This is the first in a series of essays outlining a new progressive economic policy. The series, we hope, will offer an alternative to the neoliberal thinking that has dominated economic policy within the Democratic Party leadership over the past decade. That thinking is responsible in part, we believe, for an economy of rising inequality that no longer works for ordinary Americans. –The Editors
In a debate over the Democratic future, no one should confuse the Hamilton Project with the Republican past. Robert Rubin and his associates have invited a broad dialogue on economic inequality and strategic investment, and on many specific policy questions–including education, health, taxes and wages–they will define the high-profile, wholly respectable neo-Clintonian position in the season ahead. There’s nothing wrong with that.
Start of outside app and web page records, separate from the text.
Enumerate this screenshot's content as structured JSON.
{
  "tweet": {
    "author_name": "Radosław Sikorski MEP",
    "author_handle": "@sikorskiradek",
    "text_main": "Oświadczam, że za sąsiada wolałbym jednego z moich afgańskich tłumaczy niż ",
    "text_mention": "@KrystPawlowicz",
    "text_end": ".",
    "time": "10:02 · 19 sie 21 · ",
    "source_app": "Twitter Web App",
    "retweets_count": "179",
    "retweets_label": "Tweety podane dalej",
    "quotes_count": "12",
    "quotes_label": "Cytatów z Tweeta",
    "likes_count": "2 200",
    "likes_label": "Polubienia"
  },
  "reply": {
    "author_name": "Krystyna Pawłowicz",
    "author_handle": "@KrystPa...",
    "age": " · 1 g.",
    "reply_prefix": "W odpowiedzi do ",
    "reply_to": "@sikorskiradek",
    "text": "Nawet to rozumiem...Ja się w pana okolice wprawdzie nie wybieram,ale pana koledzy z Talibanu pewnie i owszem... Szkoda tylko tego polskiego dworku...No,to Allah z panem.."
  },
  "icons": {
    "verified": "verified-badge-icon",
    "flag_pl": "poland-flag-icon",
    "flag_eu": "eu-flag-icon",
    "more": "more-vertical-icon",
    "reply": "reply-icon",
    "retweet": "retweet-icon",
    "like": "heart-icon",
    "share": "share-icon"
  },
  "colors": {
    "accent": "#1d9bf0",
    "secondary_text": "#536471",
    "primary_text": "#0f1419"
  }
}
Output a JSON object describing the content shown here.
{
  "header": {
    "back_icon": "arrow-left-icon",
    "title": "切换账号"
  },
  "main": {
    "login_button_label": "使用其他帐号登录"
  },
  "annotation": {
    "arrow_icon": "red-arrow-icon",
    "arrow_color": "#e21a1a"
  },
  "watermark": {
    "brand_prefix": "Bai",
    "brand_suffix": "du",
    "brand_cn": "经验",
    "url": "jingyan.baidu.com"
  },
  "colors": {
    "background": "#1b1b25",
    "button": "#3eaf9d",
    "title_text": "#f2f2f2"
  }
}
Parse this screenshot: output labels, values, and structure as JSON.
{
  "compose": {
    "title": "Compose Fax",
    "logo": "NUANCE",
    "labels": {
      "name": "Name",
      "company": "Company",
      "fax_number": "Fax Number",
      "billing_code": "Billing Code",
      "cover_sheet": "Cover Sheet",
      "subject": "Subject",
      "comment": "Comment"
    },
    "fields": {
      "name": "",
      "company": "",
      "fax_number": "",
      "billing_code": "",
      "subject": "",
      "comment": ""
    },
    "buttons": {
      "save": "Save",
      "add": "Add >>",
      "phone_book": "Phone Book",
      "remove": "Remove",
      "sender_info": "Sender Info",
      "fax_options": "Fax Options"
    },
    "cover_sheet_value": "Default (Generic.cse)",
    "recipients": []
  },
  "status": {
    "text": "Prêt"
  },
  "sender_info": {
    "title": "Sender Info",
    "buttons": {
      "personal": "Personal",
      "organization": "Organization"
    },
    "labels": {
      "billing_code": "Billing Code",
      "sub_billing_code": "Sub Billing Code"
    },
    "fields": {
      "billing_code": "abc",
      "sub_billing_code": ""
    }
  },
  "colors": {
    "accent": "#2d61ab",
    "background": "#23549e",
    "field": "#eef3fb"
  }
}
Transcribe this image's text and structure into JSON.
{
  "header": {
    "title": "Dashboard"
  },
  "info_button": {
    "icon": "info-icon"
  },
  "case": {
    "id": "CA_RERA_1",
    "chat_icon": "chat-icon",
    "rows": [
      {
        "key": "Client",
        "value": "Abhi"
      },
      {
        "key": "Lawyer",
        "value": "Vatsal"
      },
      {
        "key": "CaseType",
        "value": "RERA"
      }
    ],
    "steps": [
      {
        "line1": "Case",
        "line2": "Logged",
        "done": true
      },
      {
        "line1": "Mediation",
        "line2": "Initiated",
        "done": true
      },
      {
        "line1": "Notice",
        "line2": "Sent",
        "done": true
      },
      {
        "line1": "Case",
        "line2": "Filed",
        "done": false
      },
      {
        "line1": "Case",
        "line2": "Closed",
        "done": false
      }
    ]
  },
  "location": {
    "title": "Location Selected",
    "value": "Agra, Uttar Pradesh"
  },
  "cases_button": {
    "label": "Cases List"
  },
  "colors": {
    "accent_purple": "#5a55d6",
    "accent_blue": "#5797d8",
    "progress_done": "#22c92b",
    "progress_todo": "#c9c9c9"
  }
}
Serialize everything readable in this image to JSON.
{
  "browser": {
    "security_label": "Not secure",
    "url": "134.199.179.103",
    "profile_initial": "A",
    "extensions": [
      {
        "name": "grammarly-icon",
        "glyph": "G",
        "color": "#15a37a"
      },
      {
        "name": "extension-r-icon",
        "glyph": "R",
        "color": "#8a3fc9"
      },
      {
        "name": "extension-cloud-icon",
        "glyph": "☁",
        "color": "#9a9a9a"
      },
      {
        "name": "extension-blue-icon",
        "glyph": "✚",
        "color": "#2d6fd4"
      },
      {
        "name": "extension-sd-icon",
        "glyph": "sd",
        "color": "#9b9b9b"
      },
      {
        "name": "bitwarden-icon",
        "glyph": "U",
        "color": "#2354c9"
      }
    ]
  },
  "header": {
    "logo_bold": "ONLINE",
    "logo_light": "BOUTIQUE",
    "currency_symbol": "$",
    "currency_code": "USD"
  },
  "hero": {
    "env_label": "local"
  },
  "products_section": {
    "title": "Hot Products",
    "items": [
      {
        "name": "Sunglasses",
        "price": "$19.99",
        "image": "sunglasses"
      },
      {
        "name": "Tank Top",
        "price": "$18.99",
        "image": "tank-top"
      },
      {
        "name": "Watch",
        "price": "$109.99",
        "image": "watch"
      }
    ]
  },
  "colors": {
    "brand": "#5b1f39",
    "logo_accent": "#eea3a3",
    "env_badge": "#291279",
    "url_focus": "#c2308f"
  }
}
But these advances come at a price, which will be exacted in two areas: the world trading system and domestic fiscal policy. Both of these are far more fundamental to the Hamilton mission than any particular social policy reform. Indeed, one purpose of the Hamilton Project, it seems clear, is to propose just enough creative social advances–such as wage insurance, better teacher pay and healthcare reform–so as to divert discussion from the bedrock commitments to free trade and a balanced budget.
Progressives shouldn’t let this happen. And yet we have our own work to do: Our trade position is obsolete, and there is for now no clear progressive fiscal policy. We need to be talking trade and budgets, not simply because they are too important to bargain away, and not just to contest Rubin’s worldview, but to build one of our own that is realistic, compelling and also serves larger purposes, including environmental survival and social justice.
On trade, the Hamiltonians favored the North American Free Trade Agreement, while most populists and progressives opposed it. This fight has been replayed endlessly, and it continues to color the arguments over the Central American Free Trade Agreement and the bilateral free-trade agreements now under negotiation. But as some NAFTA opponents, notably Jeff Faux, have recognized, it’s time to get over it. Whether NAFTA created or cost jobs initially, the economies of Mexico and the United States are now about as integrated as they are going to get, and the effect is basically finished. As a result, Mexico’s economy grew with ours in the late 1990s and went bust when ours did in 2001. Almost all discussion of outsourcing now focuses on China and India, two countries with whom we do not have, and will not get, free-trade agreements.
More broadly, the late 1990s showed two things about trade agreements. First, they don’t prevent full employment in the United States: We went smartly to a full employment economy in 1998 and stayed there for three years. Second, they don’t do much good either. Compared with the productivity gains engendered by full employment in the boom, those brought on by NAFTA in the mid-1990s were trivial if detectable at all.